As we continue to look at what can be defined as full frontal nudity of the US Government, it is difficult to keep from wondering what the eventual fallout will be. When there are candid conversations with the US government and government ‘x’ about government ‘y’ being exposed, the possibility of increased tension between ‘x’ and ‘y’ is a genuine reality. On the other hand it also may be seen as a call to get your head out of your ass for government ‘y’!
One such example is China is getting very fed up with North Korea;
A separate message from Beijing said China’s vice-foreign minister He Yafei in April 2009 told an American diplomat that North Korea’s missile tests were designed to get the attention of the U.S. and that the government in Pyongyang was acting “like a spoiled child.” Two months later, U.S. Ambassador to Kazakhstan Richard Hoagland sent a cable saying his Chinese counterpart, Cheng Guoping, told him North Korea was a “threat to the whole world’s security,” the Guardian said.

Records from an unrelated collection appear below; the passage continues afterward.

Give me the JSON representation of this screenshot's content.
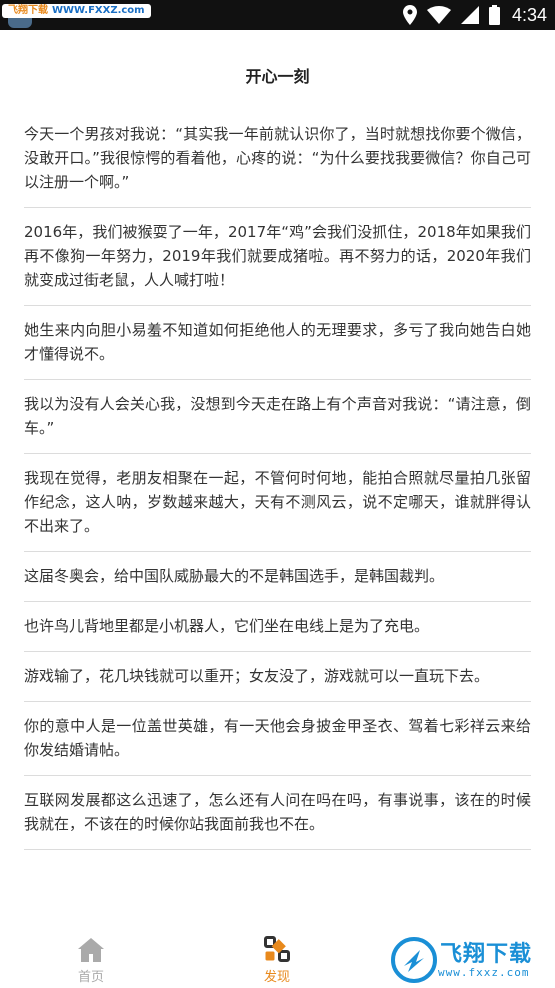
{
  "status_bar": {
    "watermark_site": "飞翔下载",
    "watermark_url": "WWW.FXXZ.com",
    "time": "4:34",
    "icons": [
      "location-icon",
      "wifi-icon",
      "signal-icon",
      "battery-icon"
    ]
  },
  "page": {
    "title": "开心一刻"
  },
  "jokes": [
    {
      "text": "今天一个男孩对我说：“其实我一年前就认识你了，当时就想找你要个微信，没敢开口。”我很惊愕的看着他，心疼的说：“为什么要找我要微信？你自己可以注册一个啊。”"
    },
    {
      "text": "2016年，我们被猴耍了一年，2017年“鸡”会我们没抓住，2018年如果我们再不像狗一年努力，2019年我们就要成猪啦。再不努力的话，2020年我们就变成过街老鼠，人人喊打啦！"
    },
    {
      "text": "她生来内向胆小易羞不知道如何拒绝他人的无理要求，多亏了我向她告白她才懂得说不。"
    },
    {
      "text": "我以为没有人会关心我，没想到今天走在路上有个声音对我说：“请注意，倒车。”"
    },
    {
      "text": "我现在觉得，老朋友相聚在一起，不管何时何地，能拍合照就尽量拍几张留作纪念，这人呐，岁数越来越大，天有不测风云，说不定哪天，谁就胖得认不出来了。"
    },
    {
      "text": "这届冬奥会，给中国队威胁最大的不是韩国选手，是韩国裁判。"
    },
    {
      "text": "也许鸟儿背地里都是小机器人，它们坐在电线上是为了充电。"
    },
    {
      "text": "游戏输了，花几块钱就可以重开；女友没了，游戏就可以一直玩下去。"
    },
    {
      "text": "你的意中人是一位盖世英雄，有一天他会身披金甲圣衣、驾着七彩祥云来给你发结婚请帖。"
    },
    {
      "text": "互联网发展都这么迅速了，怎么还有人问在吗在吗，有事说事，该在的时候我就在，不该在的时候你站我面前我也不在。"
    }
  ],
  "tab_bar": {
    "tabs": [
      {
        "label": "首页",
        "icon": "home-icon",
        "active": false
      },
      {
        "label": "发现",
        "icon": "discover-icon",
        "active": true
      }
    ]
  },
  "watermark": {
    "text": "飞翔下载",
    "url": "www.fxxz.com"
  },
  "colors": {
    "accent": "#e8891c",
    "inactive": "#aaaaaa",
    "divider": "#dcdcdc",
    "text": "#333333",
    "status_bar": "#111111"
  }
}
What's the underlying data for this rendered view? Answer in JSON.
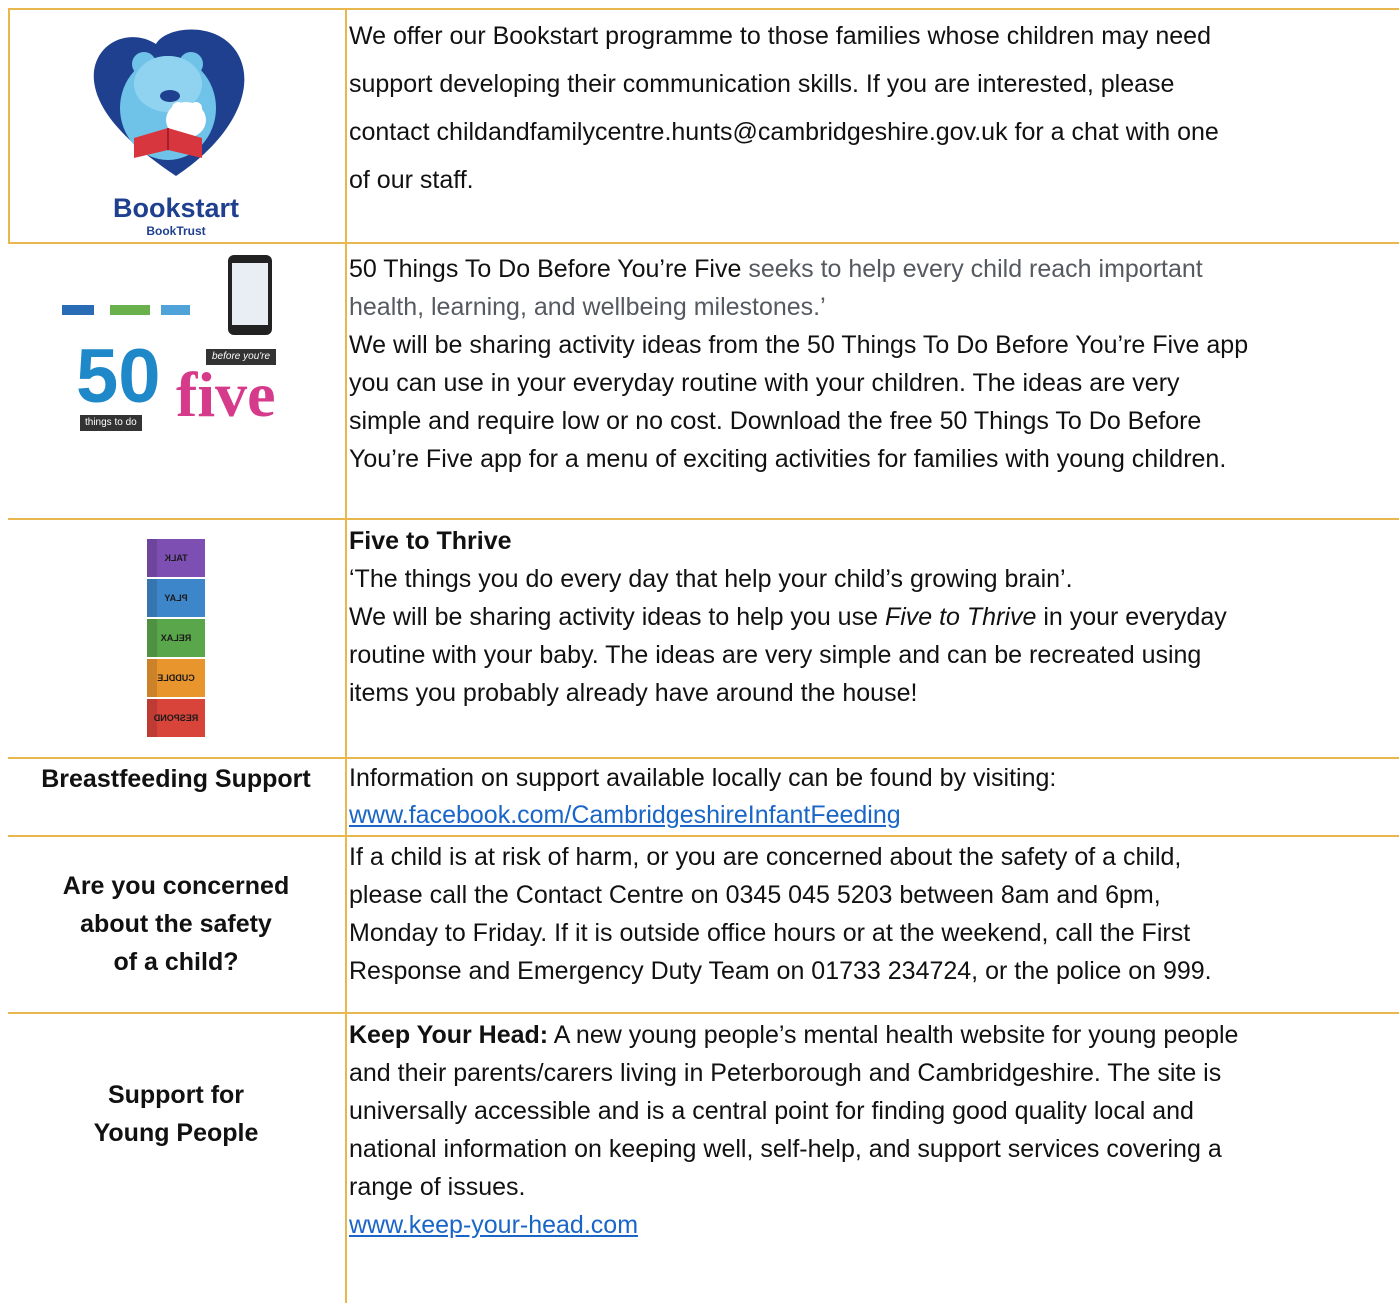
{
  "rows": {
    "bookstart": {
      "logo": {
        "title": "Bookstart",
        "sub": "BookTrust"
      },
      "text": [
        "We offer our Bookstart programme to those families whose children may need",
        "support developing their communication skills. If you are interested, please",
        "contact childandfamilycentre.hunts@cambridgeshire.gov.uk for a chat with one",
        "of our staff."
      ]
    },
    "fifty": {
      "logo": {
        "big": "50",
        "small": "things to do",
        "tag": "before you're",
        "five": "five"
      },
      "lead": "50 Things To Do Before You’re Five",
      "lead_rest": " seeks to help every child reach important",
      "line2": "health, learning, and wellbeing milestones.’",
      "text": [
        "We will be sharing activity ideas from the 50 Things To Do Before You’re Five app",
        "you can use in your everyday routine with your children. The ideas are very",
        "simple and require low or no cost. Download the free 50 Things To Do Before",
        "You’re Five app for a menu of exciting activities for families with young children."
      ]
    },
    "thrive": {
      "blocks": [
        "TALK",
        "PLAY",
        "RELAX",
        "CUDDLE",
        "RESPOND"
      ],
      "colors": [
        "#7d4fb3",
        "#3d86c9",
        "#5aa64a",
        "#e8952e",
        "#d8443a"
      ],
      "heading": "Five to Thrive",
      "quote": "‘The things you do every day that help your child’s growing brain’.",
      "line3_pre": " We will be sharing activity ideas to help you use ",
      "line3_em": "Five to Thrive",
      "line3_post": " in your everyday",
      "text": [
        "routine with your baby. The ideas are very simple and can be recreated using",
        "items you probably already have around the house!"
      ]
    },
    "breastfeeding": {
      "label": "Breastfeeding Support",
      "text": "Information on support available locally can be found by visiting:",
      "link": "www.facebook.com/CambridgeshireInfantFeeding"
    },
    "safety": {
      "label": [
        "Are you concerned",
        "about the safety",
        "of a child?"
      ],
      "text": [
        "If a child is at risk of harm, or you are concerned about the safety of a child,",
        "please call the Contact Centre on 0345 045 5203 between 8am and 6pm,",
        "Monday to Friday. If it is outside office hours or at the weekend, call the First",
        "Response and Emergency Duty Team on 01733 234724, or the police on 999."
      ]
    },
    "young": {
      "label": [
        "Support for",
        "Young People"
      ],
      "bold": "Keep Your Head:",
      "first_rest": " A new young people’s mental health website for young people",
      "text": [
        "and their parents/carers living in Peterborough and Cambridgeshire. The site is",
        "universally accessible and is a central point for finding good quality local and",
        "national information on keeping well, self-help, and support services covering a",
        "range of issues."
      ],
      "link": "www.keep-your-head.com"
    }
  }
}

This certainly leaves us to see just how quickly things can and probably will go south. With this sudden and open candidness, it also may provided the needed catalyst to reign in North Korea by whatever method North Korea chooses. Now that this is public knowledge it will be interesting to see how North Korea responds. Generally speaking, Connecting the Dots expects a temper tantrum.
The leaks have also indicated that Iran most likely has North Korean Missiles, and on that note Burma is likely on the same path. So this would indicate that North Korea is the center of much of the world’s destabilizing factors.

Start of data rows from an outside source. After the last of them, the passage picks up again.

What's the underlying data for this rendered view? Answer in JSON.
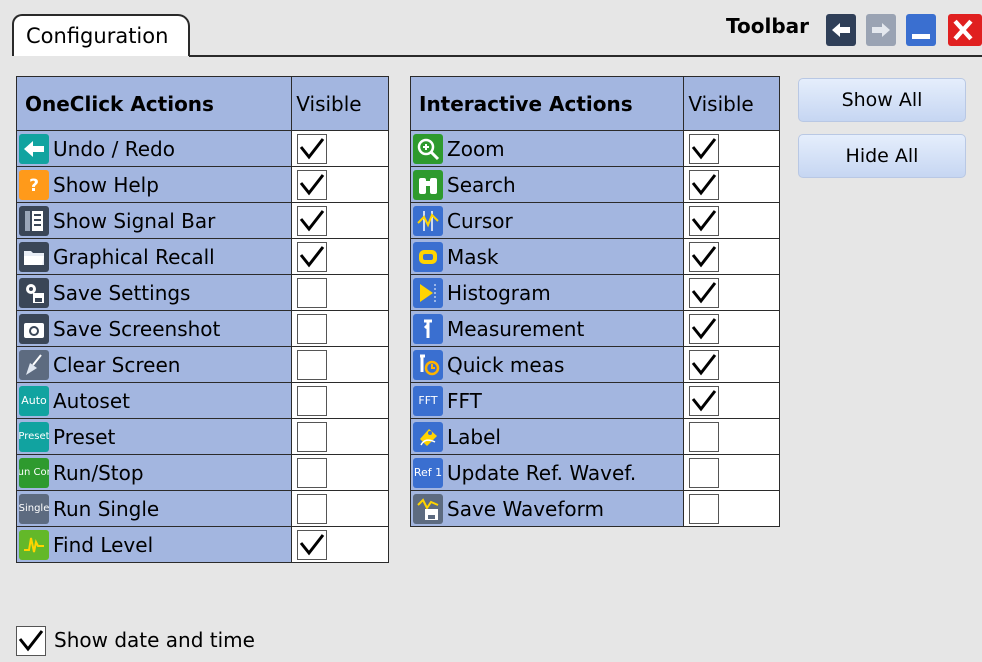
{
  "tab": {
    "label": "Configuration"
  },
  "toolbar": {
    "label": "Toolbar"
  },
  "oneclick": {
    "header": "OneClick Actions",
    "visible_header": "Visible",
    "items": [
      {
        "label": "Undo / Redo",
        "icon": "undo-icon",
        "visible": true
      },
      {
        "label": "Show Help",
        "icon": "help-icon",
        "visible": true
      },
      {
        "label": "Show Signal Bar",
        "icon": "signal-bar-icon",
        "visible": true
      },
      {
        "label": "Graphical Recall",
        "icon": "folder-icon",
        "visible": true
      },
      {
        "label": "Save Settings",
        "icon": "save-settings-icon",
        "visible": false
      },
      {
        "label": "Save Screenshot",
        "icon": "camera-icon",
        "visible": false
      },
      {
        "label": "Clear Screen",
        "icon": "broom-icon",
        "visible": false
      },
      {
        "label": "Autoset",
        "icon": "autoset-icon",
        "icon_text": "Auto",
        "visible": false
      },
      {
        "label": "Preset",
        "icon": "preset-icon",
        "icon_text": "Preset",
        "visible": false
      },
      {
        "label": "Run/Stop",
        "icon": "run-stop-icon",
        "icon_text": "Run Cont",
        "visible": false
      },
      {
        "label": "Run Single",
        "icon": "run-single-icon",
        "icon_text": "Single",
        "visible": false
      },
      {
        "label": "Find Level",
        "icon": "find-level-icon",
        "visible": true
      }
    ]
  },
  "interactive": {
    "header": "Interactive Actions",
    "visible_header": "Visible",
    "items": [
      {
        "label": "Zoom",
        "icon": "zoom-icon",
        "visible": true
      },
      {
        "label": "Search",
        "icon": "binoculars-icon",
        "visible": true
      },
      {
        "label": "Cursor",
        "icon": "cursor-icon",
        "visible": true
      },
      {
        "label": "Mask",
        "icon": "mask-icon",
        "visible": true
      },
      {
        "label": "Histogram",
        "icon": "histogram-icon",
        "visible": true
      },
      {
        "label": "Measurement",
        "icon": "measurement-icon",
        "visible": true
      },
      {
        "label": "Quick meas",
        "icon": "quick-meas-icon",
        "visible": true
      },
      {
        "label": "FFT",
        "icon": "fft-icon",
        "icon_text": "FFT",
        "visible": true
      },
      {
        "label": "Label",
        "icon": "label-icon",
        "visible": false
      },
      {
        "label": "Update Ref. Wavef.",
        "icon": "update-ref-icon",
        "icon_text": "Ref 1",
        "visible": false
      },
      {
        "label": "Save Waveform",
        "icon": "save-waveform-icon",
        "visible": false
      }
    ]
  },
  "buttons": {
    "show_all": "Show All",
    "hide_all": "Hide All"
  },
  "show_date_time": {
    "label": "Show date and time",
    "checked": true
  },
  "colors": {
    "header_bg": "#a3b6e0",
    "page_bg": "#e6e6e6",
    "button_bg": "#d4e1f6",
    "close_red": "#e02020",
    "toolbar_btn_blue": "#3a6fd0"
  }
}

Ironically and most certainly a possibility the WikiLeaks site may pull people and countries together to defeat a common foe like North Korea. Once the raw views of some are exposed, the ‘Yes I feel that way too’ effect is a real possibility. Certainly it is hard to find people who have fond feelings for North Korea. So once again the question must be asked, is WikiLeaks good or bad.
Interestingly enough, as this latest release of documents evolves around politics and diplomacy, Connecting the Dots is delighted to see that many of the things we have predicted are indeed correct. Further many of the things we have tossed around that never managed to generate enough steam to make an entry on are also correct. So between what we published and have not published, we are still well inside our 75% – 80% accuracy score range, and we know that is what brings the tens of thousands of visits to Connecting the Dots every month.

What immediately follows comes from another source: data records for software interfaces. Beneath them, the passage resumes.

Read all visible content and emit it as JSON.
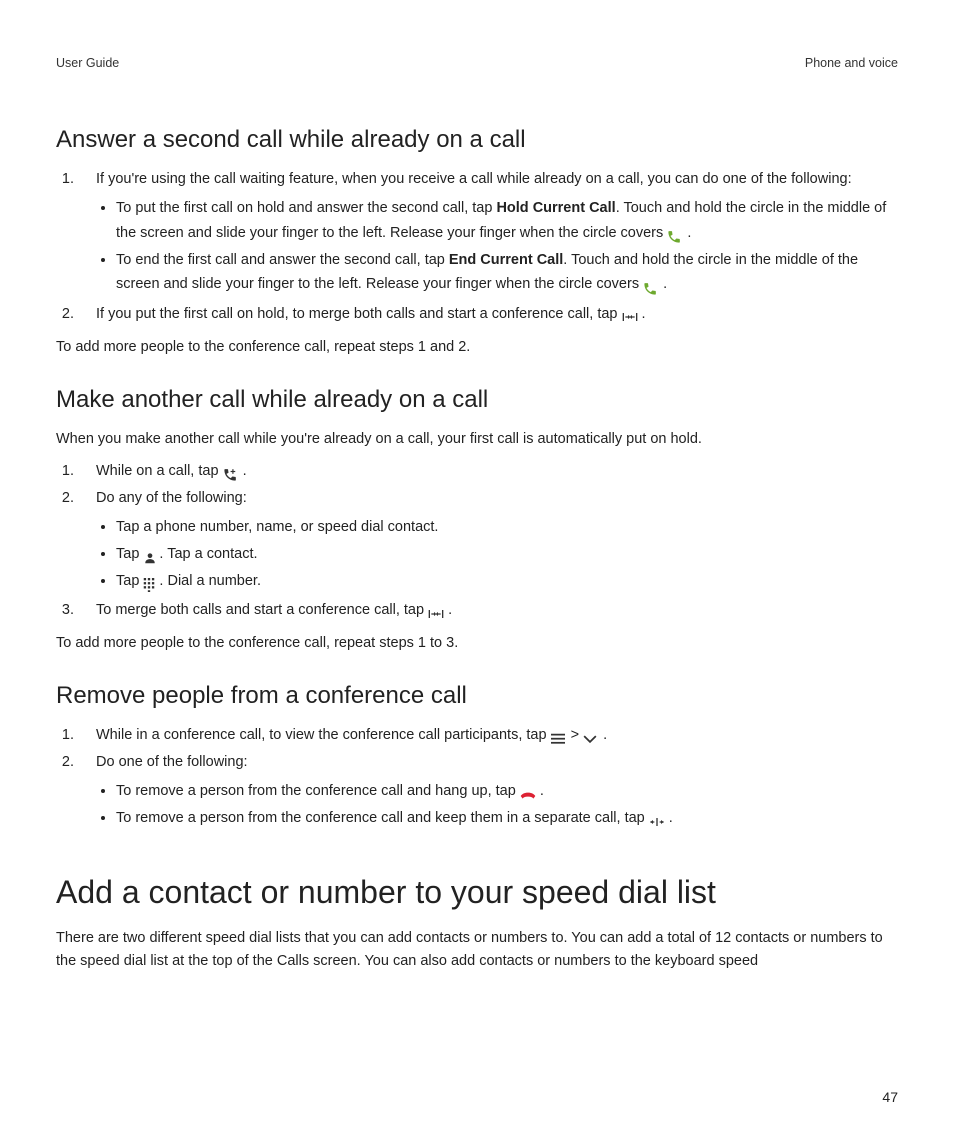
{
  "header": {
    "left": "User Guide",
    "right": "Phone and voice"
  },
  "section1": {
    "title": "Answer a second call while already on a call",
    "step1_intro": "If you're using the call waiting feature, when you receive a call while already on a call, you can do one of the following:",
    "bullet1a_pre": "To put the first call on hold and answer the second call, tap ",
    "bullet1a_bold": "Hold Current Call",
    "bullet1a_post": ". Touch and hold the circle in the middle of the screen and slide your finger to the left. Release your finger when the circle covers ",
    "bullet1b_pre": "To end the first call and answer the second call, tap ",
    "bullet1b_bold": "End Current Call",
    "bullet1b_post": ". Touch and hold the circle in the middle of the screen and slide your finger to the left. Release your finger when the circle covers ",
    "step2": "If you put the first call on hold, to merge both calls and start a conference call, tap ",
    "after": "To add more people to the conference call, repeat steps 1 and 2."
  },
  "section2": {
    "title": "Make another call while already on a call",
    "intro": "When you make another call while you're already on a call, your first call is automatically put on hold.",
    "step1": "While on a call, tap ",
    "step2": "Do any of the following:",
    "bullet2a": "Tap a phone number, name, or speed dial contact.",
    "bullet2b_pre": "Tap ",
    "bullet2b_post": ". Tap a contact.",
    "bullet2c_pre": "Tap ",
    "bullet2c_post": ". Dial a number.",
    "step3": "To merge both calls and start a conference call, tap ",
    "after": "To add more people to the conference call, repeat steps 1 to 3."
  },
  "section3": {
    "title": "Remove people from a conference call",
    "step1": "While in a conference call, to view the conference call participants, tap ",
    "gt": " > ",
    "step2": "Do one of the following:",
    "bullet3a": "To remove a person from the conference call and hang up, tap ",
    "bullet3b": "To remove a person from the conference call and keep them in a separate call, tap "
  },
  "section4": {
    "title": "Add a contact or number to your speed dial list",
    "body": "There are two different speed dial lists that you can add contacts or numbers to. You can add a total of 12 contacts or numbers to the speed dial list at the top of the Calls screen. You can also add contacts or numbers to the keyboard speed"
  },
  "pagenum": "47"
}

On that note, we are curious if the latest round of WikiLeaks has any information on Thaksin Shinawatra and what the US thinks about him. Based on our 75% to 80% accuracy, we can say with a fair amount of comfort it will reflect what is frequently seen on Connecting the Dots.
Part of a periodic series